William Leys was a small businessman who lived in Auckland in the latter half of the nineteenth century. He emigrated from England with his family in 1868, being then 11, and settled in Ponsonby, attending Newton Central School. Leaving formal education behind at an early age, he became an apprentice bookbinder, eventually setting up his own business in the trade at the age of 20, he was a liberal and a community-minded man. He served on several committees, including the Ponsonby School Committee, it was here, presumably, that his passion for furthering the educational opportunities of Auckland youth was ignited, leading eventually to the development of what was to become his dream project: The Leys Institute. Unfortunately, he did not live to see this project realised. And because his own business never made much money, he was unable to leave much in the way of a legacy for its realisation, after having provided for his wife and daughter and a nephew. William Leys died en route to England in 1899, in Colombo, Ceylon (now Sri Lanka).

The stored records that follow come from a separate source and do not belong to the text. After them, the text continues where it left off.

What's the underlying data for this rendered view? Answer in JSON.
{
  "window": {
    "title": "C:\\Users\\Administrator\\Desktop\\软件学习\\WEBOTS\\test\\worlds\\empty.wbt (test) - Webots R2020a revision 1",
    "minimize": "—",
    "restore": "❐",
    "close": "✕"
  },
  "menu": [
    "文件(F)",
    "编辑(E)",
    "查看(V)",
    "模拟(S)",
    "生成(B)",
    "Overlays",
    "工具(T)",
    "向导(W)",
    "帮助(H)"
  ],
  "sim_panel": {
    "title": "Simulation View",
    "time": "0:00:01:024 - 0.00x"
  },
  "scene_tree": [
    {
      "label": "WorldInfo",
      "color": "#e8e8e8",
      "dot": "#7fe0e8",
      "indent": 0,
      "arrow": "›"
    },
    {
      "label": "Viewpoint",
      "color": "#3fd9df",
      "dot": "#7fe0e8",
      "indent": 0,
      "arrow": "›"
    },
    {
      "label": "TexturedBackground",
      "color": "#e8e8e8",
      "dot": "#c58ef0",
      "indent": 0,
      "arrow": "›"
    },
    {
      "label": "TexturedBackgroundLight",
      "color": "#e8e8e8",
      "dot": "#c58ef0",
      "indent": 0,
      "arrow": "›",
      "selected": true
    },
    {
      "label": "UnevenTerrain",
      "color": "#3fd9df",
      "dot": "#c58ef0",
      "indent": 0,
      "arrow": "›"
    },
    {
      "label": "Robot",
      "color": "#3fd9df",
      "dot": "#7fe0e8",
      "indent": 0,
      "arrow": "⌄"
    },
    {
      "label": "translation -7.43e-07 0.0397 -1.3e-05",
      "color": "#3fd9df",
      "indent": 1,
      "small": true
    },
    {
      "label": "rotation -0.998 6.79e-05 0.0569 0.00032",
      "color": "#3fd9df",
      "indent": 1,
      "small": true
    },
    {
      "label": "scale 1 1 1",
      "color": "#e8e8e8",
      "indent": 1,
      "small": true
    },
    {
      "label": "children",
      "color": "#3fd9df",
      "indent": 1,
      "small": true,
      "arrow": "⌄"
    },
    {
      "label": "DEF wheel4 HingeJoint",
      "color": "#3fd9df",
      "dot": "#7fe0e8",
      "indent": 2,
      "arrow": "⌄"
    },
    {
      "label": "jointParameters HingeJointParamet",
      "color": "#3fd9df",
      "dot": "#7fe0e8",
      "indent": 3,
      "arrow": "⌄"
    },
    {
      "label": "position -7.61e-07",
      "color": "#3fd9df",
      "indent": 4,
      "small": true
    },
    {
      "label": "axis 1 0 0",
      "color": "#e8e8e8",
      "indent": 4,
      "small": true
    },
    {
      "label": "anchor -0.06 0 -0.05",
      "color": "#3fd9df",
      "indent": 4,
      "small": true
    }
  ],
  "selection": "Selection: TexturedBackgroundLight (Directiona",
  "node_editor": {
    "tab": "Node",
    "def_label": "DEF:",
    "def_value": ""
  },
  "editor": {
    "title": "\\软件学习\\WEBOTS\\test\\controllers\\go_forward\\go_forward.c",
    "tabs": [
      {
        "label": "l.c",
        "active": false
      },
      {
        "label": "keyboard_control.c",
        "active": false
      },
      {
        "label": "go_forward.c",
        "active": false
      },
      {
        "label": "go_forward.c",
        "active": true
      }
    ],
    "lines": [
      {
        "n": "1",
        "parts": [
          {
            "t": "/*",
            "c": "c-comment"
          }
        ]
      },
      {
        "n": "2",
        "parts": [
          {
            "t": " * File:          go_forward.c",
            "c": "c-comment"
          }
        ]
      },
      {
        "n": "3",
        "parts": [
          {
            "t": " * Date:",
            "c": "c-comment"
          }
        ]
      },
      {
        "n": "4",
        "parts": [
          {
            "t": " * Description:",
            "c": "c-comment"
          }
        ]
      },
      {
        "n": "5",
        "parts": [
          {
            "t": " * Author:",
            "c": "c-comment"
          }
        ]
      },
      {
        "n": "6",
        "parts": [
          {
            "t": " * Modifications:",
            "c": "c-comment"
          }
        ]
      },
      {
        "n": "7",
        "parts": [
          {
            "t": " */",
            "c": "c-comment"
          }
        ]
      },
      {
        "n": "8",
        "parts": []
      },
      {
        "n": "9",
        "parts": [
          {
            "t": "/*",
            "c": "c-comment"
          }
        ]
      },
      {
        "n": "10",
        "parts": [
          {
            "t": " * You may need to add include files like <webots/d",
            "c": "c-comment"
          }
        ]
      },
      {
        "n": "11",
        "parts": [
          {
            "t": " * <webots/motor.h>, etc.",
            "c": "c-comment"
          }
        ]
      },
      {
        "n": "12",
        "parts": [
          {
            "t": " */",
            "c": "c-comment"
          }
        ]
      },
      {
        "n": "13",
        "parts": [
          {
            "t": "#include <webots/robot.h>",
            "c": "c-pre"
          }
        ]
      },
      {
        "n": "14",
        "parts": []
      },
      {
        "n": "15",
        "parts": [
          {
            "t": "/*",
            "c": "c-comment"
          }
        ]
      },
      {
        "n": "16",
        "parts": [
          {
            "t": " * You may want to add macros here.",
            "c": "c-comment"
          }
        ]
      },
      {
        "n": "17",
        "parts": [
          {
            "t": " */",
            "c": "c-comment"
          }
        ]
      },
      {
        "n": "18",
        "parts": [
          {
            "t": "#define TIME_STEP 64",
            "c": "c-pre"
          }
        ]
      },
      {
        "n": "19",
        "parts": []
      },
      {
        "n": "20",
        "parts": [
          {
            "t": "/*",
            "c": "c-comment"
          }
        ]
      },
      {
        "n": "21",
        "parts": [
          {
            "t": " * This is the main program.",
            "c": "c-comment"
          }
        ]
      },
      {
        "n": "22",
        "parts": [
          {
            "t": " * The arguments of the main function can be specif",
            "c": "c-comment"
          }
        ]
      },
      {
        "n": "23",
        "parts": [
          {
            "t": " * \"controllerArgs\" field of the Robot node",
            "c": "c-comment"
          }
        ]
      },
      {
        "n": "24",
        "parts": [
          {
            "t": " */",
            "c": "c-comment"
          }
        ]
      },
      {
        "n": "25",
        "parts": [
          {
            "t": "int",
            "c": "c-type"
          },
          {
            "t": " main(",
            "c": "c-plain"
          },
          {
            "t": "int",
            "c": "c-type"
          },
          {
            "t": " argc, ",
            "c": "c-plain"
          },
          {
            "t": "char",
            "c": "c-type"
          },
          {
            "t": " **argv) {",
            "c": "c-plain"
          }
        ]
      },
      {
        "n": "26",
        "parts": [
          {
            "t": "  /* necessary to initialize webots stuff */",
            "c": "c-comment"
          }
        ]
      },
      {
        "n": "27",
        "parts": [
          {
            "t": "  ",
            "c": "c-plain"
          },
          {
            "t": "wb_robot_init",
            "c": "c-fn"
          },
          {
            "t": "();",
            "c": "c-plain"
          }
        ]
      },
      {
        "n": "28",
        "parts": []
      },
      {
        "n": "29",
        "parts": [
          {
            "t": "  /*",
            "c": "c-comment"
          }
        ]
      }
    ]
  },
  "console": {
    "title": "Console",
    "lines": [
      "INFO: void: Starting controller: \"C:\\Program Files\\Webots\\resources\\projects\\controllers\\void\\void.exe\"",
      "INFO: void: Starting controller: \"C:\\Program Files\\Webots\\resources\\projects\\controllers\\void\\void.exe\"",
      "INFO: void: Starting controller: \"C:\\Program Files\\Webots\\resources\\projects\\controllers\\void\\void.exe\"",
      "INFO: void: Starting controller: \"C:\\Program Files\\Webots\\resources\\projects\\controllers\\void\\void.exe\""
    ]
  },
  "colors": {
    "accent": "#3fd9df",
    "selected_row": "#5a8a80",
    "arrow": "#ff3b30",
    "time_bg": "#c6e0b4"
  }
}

Thomson Leys, younger brother of William, followed a different course in life, though he was a man no less public-spirited. After leaving school he became a journalist for the Auckland Star. Rising through the ranks he eventually attained the position of Editor-in-Chief, and as such became a person of considerable influence in the city, his connections with notable contemporaries, including politicians (Maui Pomere, Sir Apirana Ngata) and influential social leaders (such as Truby King) meant that he was able, finally, to put his brother’s vision for a Mechanics’ Institute on a sound footing, and The Leys Institute Trust was established. Originally it was expected to take ten years or more for sufficient funds to be gathered for the project, but Thomson Leys’ own generous material contribution expedited matters considerably. Agreeing to defray half the cost of the building and furnishings if the Auckland Council would provide a suitable site (which it did), and donating a not-inconsiderable number of books (approximately 4400) from his own extensive collection, The Leys Institute Library and meeting rooms were completed in under five years. Further donations of books were made by various patrons, while The Auckland Star ensured that the latest titles always graced the library’s shelves through donations of the newspaper’s own review copies.

Portrait of Thomson W. Leys on display in the Leys Institute Library

Principal librarians[edit]

  • Alice Williams: 1905–1913
  • Violet Tibbs: 1914–1921
  • Miss Baggott: 1921–1925
  • Joseph Norrie: 1925–1928
  • Mr E. B. Ellerm: 1928–1955
  • Coral Ridling: 1955–1971
  • Nicky Foster: 1971–2005
  • Juliana Austen: 2005–2009
  • Nicola Wright: 2009–2014
  • Rachael Te Aotonga, 2014–2017
  • Lucia Mataia, 2017-


The library building, like its companion, is constructed of brick with a cement face. According to the plaque situated on the front of the building, the architectural style is "Edwardian Baroque". Tours of the Leys Institute are conducted annually as part of the Auckland Heritage Festival in late September and early October.[3]


The library is a nationally significant example of Victorian ideals of education, self-improvement, and the philanthropic attitude of the middle class, it was registered as a Category I heritage structure on 26 November 1981 by the New Zealand Historic Places Trust; the organisation has since been renamed to Heritage New Zealand.[4]


  1. ^ "Conservation Plan for the Leys Institute Library and Gymnasium". Matthews and Matthews Architects Ltd. 2000. 
  2. ^ "The Leys Institute". The Brett Printing and Publishing Company. 1906. 
  3. ^ "Auckland Heritage Festival". Auckland Heritage Festival. Retrieved 5 March 2017. 
  4. ^ "Leys Institute Public Library Building". Register of Historic Places. Heritage New Zealand. Retrieved 5 March 2017.